Ivan Pavlov, B.F. skinner, Joseph Wolpe, Albert Bandura, Arnold Lazarus, Albert Ellis and Aaron Beck are the contributors to the development of Cognitive Behavior therapy. There are three main theoretical approaches Cognitive behavior therapy. The first approach is Behavior therapy which is based upon the principles of classical conditioning developed by Ivan Pavlov and operant conditioning developed by B. F. Skinner. Classical conditioning is a reflexive or automatic type of learning in which a stimulus acquires the capacity to evoke a response that was originally evoked by another stimulus. The traditional example of classical conditioning is Pavlov's classic experiment with dogs, the neutral signal was the sound of a tone and the naturally occurring reflex was salivating in response to food. By associating the neutral stimulus with the environmental stimulus (the presentation of food), the sound of the tone alone could produce the salivation response. Operant conditioning is a method of learning that occurs through rewards and punishments for behavior. Through operant conditioning, an association is made between a behavior and a consequence for that behavior. The traditional example of operant conditioning uses the Skinner box, the subject, a rat, is kept in the box and becomes conditioned to press a bar by being rewarded with food pellets each time its early random movements caused it to press against the bar.
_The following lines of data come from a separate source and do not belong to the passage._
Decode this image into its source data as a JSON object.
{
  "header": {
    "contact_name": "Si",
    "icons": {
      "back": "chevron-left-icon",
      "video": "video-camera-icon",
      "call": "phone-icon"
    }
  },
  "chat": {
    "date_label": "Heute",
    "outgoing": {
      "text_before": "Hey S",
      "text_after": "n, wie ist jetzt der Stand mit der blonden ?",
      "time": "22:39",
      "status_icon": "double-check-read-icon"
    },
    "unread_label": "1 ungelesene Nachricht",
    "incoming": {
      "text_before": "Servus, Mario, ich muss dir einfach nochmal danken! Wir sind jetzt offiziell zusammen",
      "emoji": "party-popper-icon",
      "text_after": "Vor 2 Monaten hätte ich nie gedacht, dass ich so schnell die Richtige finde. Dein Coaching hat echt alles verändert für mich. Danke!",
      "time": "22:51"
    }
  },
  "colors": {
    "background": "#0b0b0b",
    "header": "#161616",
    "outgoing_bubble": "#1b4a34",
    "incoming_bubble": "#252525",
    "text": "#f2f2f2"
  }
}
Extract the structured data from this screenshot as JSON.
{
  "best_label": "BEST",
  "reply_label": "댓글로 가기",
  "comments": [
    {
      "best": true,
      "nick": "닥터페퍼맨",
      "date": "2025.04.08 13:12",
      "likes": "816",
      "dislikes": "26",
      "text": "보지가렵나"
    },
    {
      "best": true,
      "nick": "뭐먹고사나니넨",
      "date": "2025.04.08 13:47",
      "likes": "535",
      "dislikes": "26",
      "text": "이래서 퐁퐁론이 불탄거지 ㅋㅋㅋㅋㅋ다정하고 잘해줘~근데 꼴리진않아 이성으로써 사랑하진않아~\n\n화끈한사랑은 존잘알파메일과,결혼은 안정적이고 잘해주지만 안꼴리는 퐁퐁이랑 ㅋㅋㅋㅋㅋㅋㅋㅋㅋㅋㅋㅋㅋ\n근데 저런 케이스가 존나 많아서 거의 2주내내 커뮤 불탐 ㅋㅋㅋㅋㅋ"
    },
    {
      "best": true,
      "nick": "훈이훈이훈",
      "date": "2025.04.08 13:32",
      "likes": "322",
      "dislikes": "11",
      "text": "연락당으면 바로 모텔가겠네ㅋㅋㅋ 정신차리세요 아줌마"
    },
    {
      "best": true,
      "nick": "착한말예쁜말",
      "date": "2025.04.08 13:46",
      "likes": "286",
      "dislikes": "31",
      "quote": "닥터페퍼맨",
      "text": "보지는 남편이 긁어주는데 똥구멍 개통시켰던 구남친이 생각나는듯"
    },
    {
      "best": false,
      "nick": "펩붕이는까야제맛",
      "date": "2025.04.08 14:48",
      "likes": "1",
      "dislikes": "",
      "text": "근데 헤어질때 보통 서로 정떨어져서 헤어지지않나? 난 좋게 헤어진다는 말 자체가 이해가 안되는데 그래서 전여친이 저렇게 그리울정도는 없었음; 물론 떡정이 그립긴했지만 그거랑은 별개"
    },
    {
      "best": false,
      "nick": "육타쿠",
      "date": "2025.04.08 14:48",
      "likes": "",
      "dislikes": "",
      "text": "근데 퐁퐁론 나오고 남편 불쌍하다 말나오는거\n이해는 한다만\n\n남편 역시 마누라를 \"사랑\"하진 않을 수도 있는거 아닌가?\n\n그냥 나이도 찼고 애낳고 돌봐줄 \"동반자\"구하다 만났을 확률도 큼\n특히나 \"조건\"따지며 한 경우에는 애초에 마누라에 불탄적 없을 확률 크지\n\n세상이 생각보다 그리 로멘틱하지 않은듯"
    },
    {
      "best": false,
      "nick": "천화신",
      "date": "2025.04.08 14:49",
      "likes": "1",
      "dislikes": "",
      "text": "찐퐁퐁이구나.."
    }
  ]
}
The second theoretical approach is social learning theory is the view that people learn from observation, imitation and modeling. The social theory was coined by Albert Bandura's in the 1960s, and explains how people learn new behaviors, values, and attitudes. Arnold Lazarus is a pioneer in behavior therapy, cognitive-behavior therapy, and multimodal therapy. He originated the term "Behavior Therapy" in the professional literature and went on to develop Multimodal Therapy which has been recognized as one of the most effective forms of cognitive-behavior therapy. Arnold Lazarus expanded the scope of CBT to include physical sensations (as distinct from emotional states), visual images (as distinct from language-based thinking), interpersonal relationships, and biological factors. The third theoretical approach is cognitive therapy. Cognitive therapy seeks to help the patient overcome difficulties by identifying and changing dysfunctional thinking, behavior, and emotional responses. It was developed by Aaron Beck in the 1960's.